Step 2: Making Some Modifications to the Circuit.
SO in the last step I mentioned modding the circuit. What I did to mine you might not have to do to yours! There are three things I did to mine to make it more usefull as a flash light.
1- I changed the value of the inductor to increase the brightness of the led.
2- I added a push button (tact switch) to replace the slide switch
3- Important. I upgraded the battery from a 1.2volt nickle based at 40 mah to a 1.2volt 500mah nickle based. This will increase the run time while also increasing the charge time.
The values of the inductors might differ in your case or they can even look different. inductors can look like resistos, or capacitors. There are a variety of inductors. Be sure to look up inductors and values.
Step 3: It Needs a New Case.

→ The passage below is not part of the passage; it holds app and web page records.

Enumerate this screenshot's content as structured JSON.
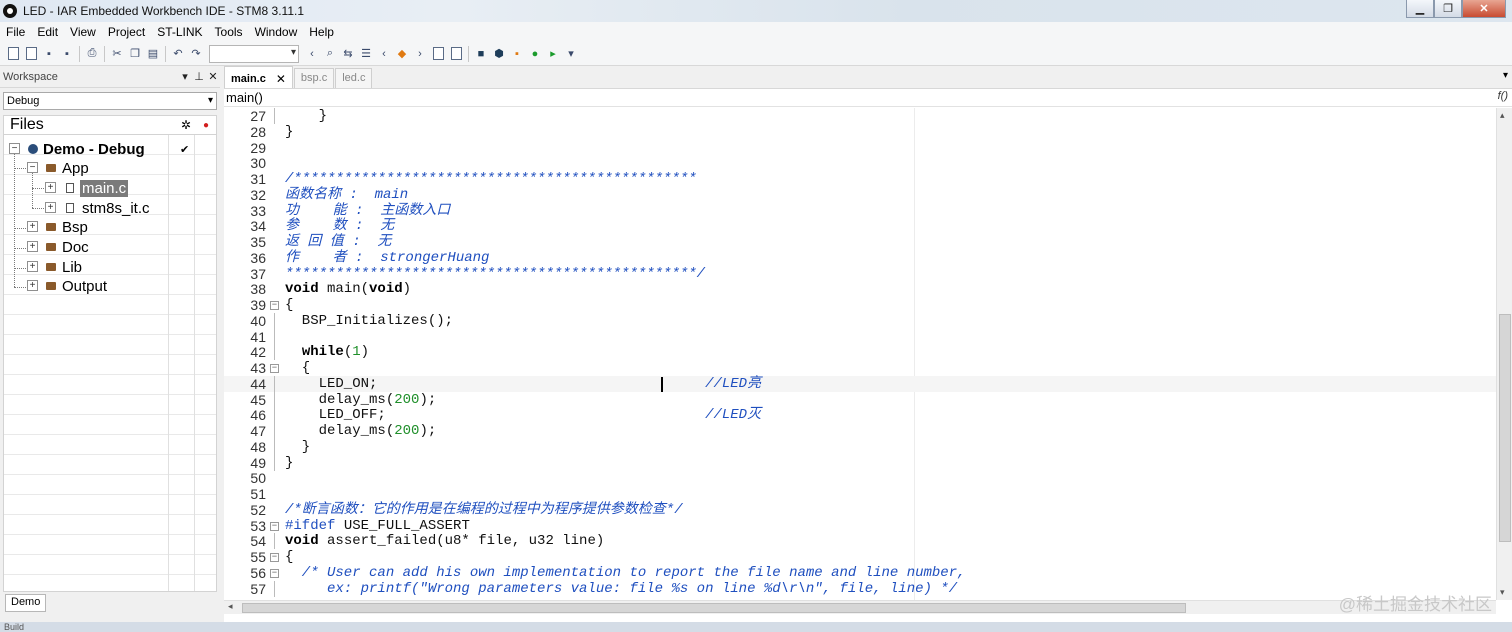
{
  "window": {
    "title": "LED - IAR Embedded Workbench IDE - STM8 3.11.1"
  },
  "menu": [
    "File",
    "Edit",
    "View",
    "Project",
    "ST-LINK",
    "Tools",
    "Window",
    "Help"
  ],
  "workspace": {
    "title": "Workspace",
    "config": "Debug",
    "files_label": "Files",
    "bottom_tab": "Demo",
    "tree": [
      {
        "label": "Demo - Debug",
        "type": "project"
      },
      {
        "label": "App",
        "type": "folder"
      },
      {
        "label": "main.c",
        "type": "file"
      },
      {
        "label": "stm8s_it.c",
        "type": "file"
      },
      {
        "label": "Bsp",
        "type": "folder"
      },
      {
        "label": "Doc",
        "type": "folder"
      },
      {
        "label": "Lib",
        "type": "folder"
      },
      {
        "label": "Output",
        "type": "folder"
      }
    ]
  },
  "editor": {
    "tabs": [
      {
        "label": "main.c",
        "active": true
      },
      {
        "label": "bsp.c",
        "active": false
      },
      {
        "label": "led.c",
        "active": false
      }
    ],
    "function_context": "main()",
    "current_line": 44,
    "lines": [
      {
        "n": "27",
        "text": "    }"
      },
      {
        "n": "28",
        "text": "}"
      },
      {
        "n": "29",
        "text": ""
      },
      {
        "n": "30",
        "text": ""
      },
      {
        "n": "31",
        "text": "/************************************************"
      },
      {
        "n": "32",
        "text": "函数名称 :  main"
      },
      {
        "n": "33",
        "text": "功    能 :  主函数入口"
      },
      {
        "n": "34",
        "text": "参    数 :  无"
      },
      {
        "n": "35",
        "text": "返 回 值 :  无"
      },
      {
        "n": "36",
        "text": "作    者 :  strongerHuang"
      },
      {
        "n": "37",
        "text": "*************************************************/"
      },
      {
        "n": "38",
        "text": "void main(void)"
      },
      {
        "n": "39",
        "text": "{"
      },
      {
        "n": "40",
        "text": "  BSP_Initializes();"
      },
      {
        "n": "41",
        "text": ""
      },
      {
        "n": "42",
        "text": "  while(1)"
      },
      {
        "n": "43",
        "text": "  {"
      },
      {
        "n": "44",
        "text": "    LED_ON;                                       //LED亮"
      },
      {
        "n": "45",
        "text": "    delay_ms(200);"
      },
      {
        "n": "46",
        "text": "    LED_OFF;                                      //LED灭"
      },
      {
        "n": "47",
        "text": "    delay_ms(200);"
      },
      {
        "n": "48",
        "text": "  }"
      },
      {
        "n": "49",
        "text": "}"
      },
      {
        "n": "50",
        "text": ""
      },
      {
        "n": "51",
        "text": ""
      },
      {
        "n": "52",
        "text": "/*断言函数：它的作用是在编程的过程中为程序提供参数检查*/"
      },
      {
        "n": "53",
        "text": "#ifdef USE_FULL_ASSERT"
      },
      {
        "n": "54",
        "text": "void assert_failed(u8* file, u32 line)"
      },
      {
        "n": "55",
        "text": "{"
      },
      {
        "n": "56",
        "text": "  /* User can add his own implementation to report the file name and line number,"
      },
      {
        "n": "57",
        "text": "     ex: printf(\"Wrong parameters value: file %s on line %d\\r\\n\", file, line) */"
      }
    ]
  },
  "statusbar": {
    "text": "Build"
  },
  "watermark": "@稀土掘金技术社区"
}
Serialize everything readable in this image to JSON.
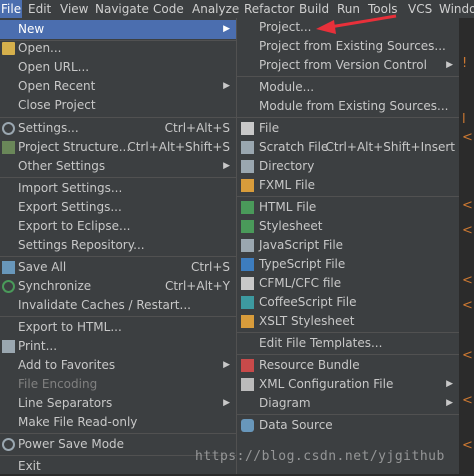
{
  "menubar": {
    "items": [
      "File",
      "Edit",
      "View",
      "Navigate",
      "Code",
      "Analyze",
      "Refactor",
      "Build",
      "Run",
      "Tools",
      "VCS",
      "Windo"
    ]
  },
  "file_menu": {
    "items": [
      {
        "label": "New",
        "shortcut": "",
        "submenu": true,
        "selected": true,
        "icon": ""
      },
      {
        "label": "Open...",
        "shortcut": "",
        "icon": "folder-open-icon"
      },
      {
        "label": "Open URL...",
        "shortcut": ""
      },
      {
        "label": "Open Recent",
        "shortcut": "",
        "submenu": true
      },
      {
        "label": "Close Project",
        "shortcut": ""
      },
      {
        "label": "Settings...",
        "shortcut": "Ctrl+Alt+S",
        "icon": "gear-icon"
      },
      {
        "label": "Project Structure...",
        "shortcut": "Ctrl+Alt+Shift+S",
        "icon": "project-structure-icon"
      },
      {
        "label": "Other Settings",
        "shortcut": "",
        "submenu": true
      },
      {
        "label": "Import Settings...",
        "shortcut": ""
      },
      {
        "label": "Export Settings...",
        "shortcut": ""
      },
      {
        "label": "Export to Eclipse...",
        "shortcut": ""
      },
      {
        "label": "Settings Repository...",
        "shortcut": ""
      },
      {
        "label": "Save All",
        "shortcut": "Ctrl+S",
        "icon": "save-icon"
      },
      {
        "label": "Synchronize",
        "shortcut": "Ctrl+Alt+Y",
        "icon": "sync-icon"
      },
      {
        "label": "Invalidate Caches / Restart...",
        "shortcut": ""
      },
      {
        "label": "Export to HTML...",
        "shortcut": ""
      },
      {
        "label": "Print...",
        "shortcut": "",
        "icon": "print-icon"
      },
      {
        "label": "Add to Favorites",
        "shortcut": "",
        "submenu": true
      },
      {
        "label": "File Encoding",
        "shortcut": "",
        "disabled": true
      },
      {
        "label": "Line Separators",
        "shortcut": "",
        "submenu": true
      },
      {
        "label": "Make File Read-only",
        "shortcut": ""
      },
      {
        "label": "Power Save Mode",
        "shortcut": "",
        "icon": "power-icon"
      },
      {
        "label": "Exit",
        "shortcut": ""
      }
    ]
  },
  "new_submenu": {
    "items": [
      {
        "label": "Project...",
        "shortcut": ""
      },
      {
        "label": "Project from Existing Sources...",
        "shortcut": ""
      },
      {
        "label": "Project from Version Control",
        "shortcut": "",
        "submenu": true
      },
      {
        "label": "Module...",
        "shortcut": ""
      },
      {
        "label": "Module from Existing Sources...",
        "shortcut": ""
      },
      {
        "label": "File",
        "shortcut": "",
        "icon": "file-icon"
      },
      {
        "label": "Scratch File",
        "shortcut": "Ctrl+Alt+Shift+Insert",
        "icon": "scratch-file-icon"
      },
      {
        "label": "Directory",
        "shortcut": "",
        "icon": "directory-icon"
      },
      {
        "label": "FXML File",
        "shortcut": "",
        "icon": "fxml-file-icon"
      },
      {
        "label": "HTML File",
        "shortcut": "",
        "icon": "html-file-icon"
      },
      {
        "label": "Stylesheet",
        "shortcut": "",
        "icon": "stylesheet-icon"
      },
      {
        "label": "JavaScript File",
        "shortcut": "",
        "icon": "javascript-file-icon"
      },
      {
        "label": "TypeScript File",
        "shortcut": "",
        "icon": "typescript-file-icon"
      },
      {
        "label": "CFML/CFC file",
        "shortcut": "",
        "icon": "cfml-file-icon"
      },
      {
        "label": "CoffeeScript File",
        "shortcut": "",
        "icon": "coffeescript-file-icon"
      },
      {
        "label": "XSLT Stylesheet",
        "shortcut": "",
        "icon": "xslt-stylesheet-icon"
      },
      {
        "label": "Edit File Templates...",
        "shortcut": ""
      },
      {
        "label": "Resource Bundle",
        "shortcut": "",
        "icon": "resource-bundle-icon"
      },
      {
        "label": "XML Configuration File",
        "shortcut": "",
        "submenu": true,
        "icon": "xml-config-icon"
      },
      {
        "label": "Diagram",
        "shortcut": "",
        "submenu": true
      },
      {
        "label": "Data Source",
        "shortcut": "",
        "icon": "data-source-icon"
      }
    ]
  },
  "watermark": "https://blog.csdn.net/yjgithub",
  "colors": {
    "menu_bg": "#3c3f41",
    "selection": "#4b6eaf",
    "annotation_arrow": "#e8303a"
  }
}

Since this circuit is rather small we wont need any bulky case. I was tempted to use an altoids small case but decided not to. I ended up using an old usb charger. I was all for taking this charger apart and putting it to better use. It was rated at 330 mah which is not a lot for usb devices. Kinda weak.
First thing I did was I took the charger apart and gutted the circuit and removed some plastic to create more room for the new.
Secondly I needed to make a battery holder. I took two springs off an old circuit board and hot glued them inside of the case slowly cutting it to make it shorter so I could fit the battery perfect. I then soldered two small leads to it so I can later solder the battery wires to it.
3rd- I cut a rough looking square into the top of the case for the solar panel. The wires adn solderjoints easily fit using this method.
4th- I drilled a small hole for the button, If you dont have a small enough drill bit just use a screw :)
5th- I reconnected everything and placed everything in its place. I hotglued the panel, the button and the circuit in place. I ended up using the USB port for the light reflector to fit, also hot glued it for extra security.
Now if you use an altoids tin the set up is pretty much the same.
Step 4: Finished! Some Extra Photos
You are now finished! My solar panel charges this battery in about 5 hours. Once the panel is exposed to sunlight it will turn of the led automaticaly. Here are some extra photos of it! Also the reflector piece makes a great stand for when its time to charge. Look at the picture to see how bright it is. Thanks for viewing and I hope you had fun! Feel free to leave a comment and let me know how I did or where I can better.